  2. Bilgin A, Wolke D. Bed-sharing in the first 6 months: associations with infant-mother attachment, infant attention, maternal bonding, and sensitivity at 18 months. J Dev Behav Pediatr. Published online May 20, 2021. doi: 10.1097/DBP.0000000000000966
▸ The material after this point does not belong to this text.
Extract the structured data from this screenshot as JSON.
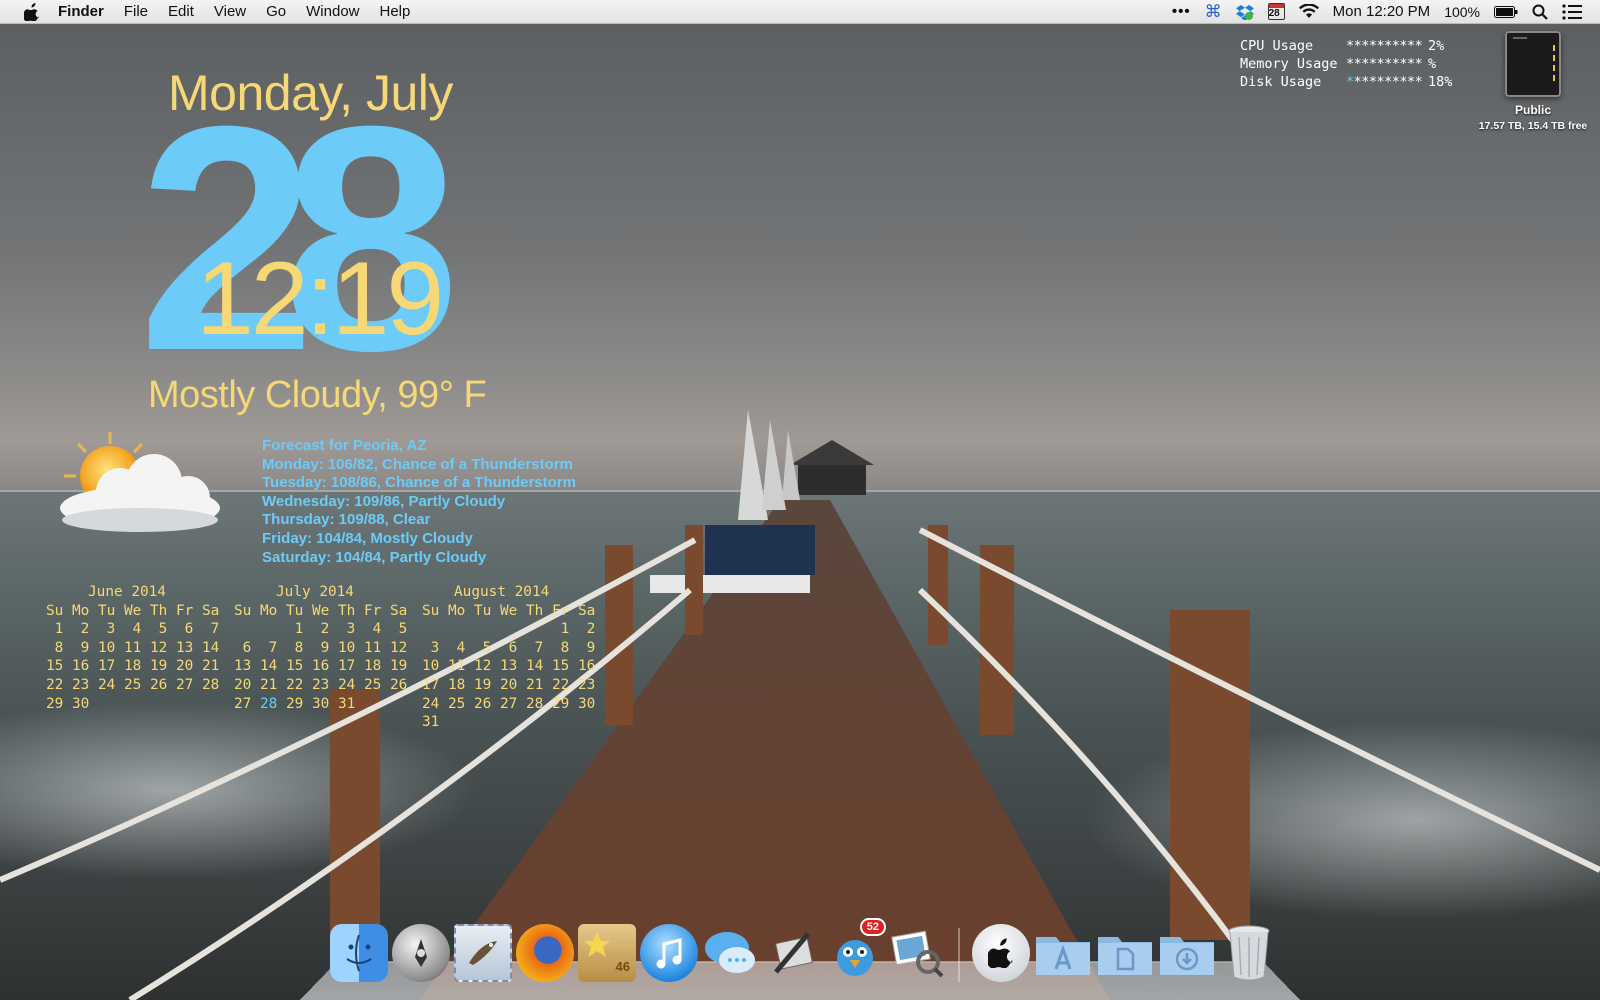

  3. American Academy of Pediatrics. Safe sleep: recommendations.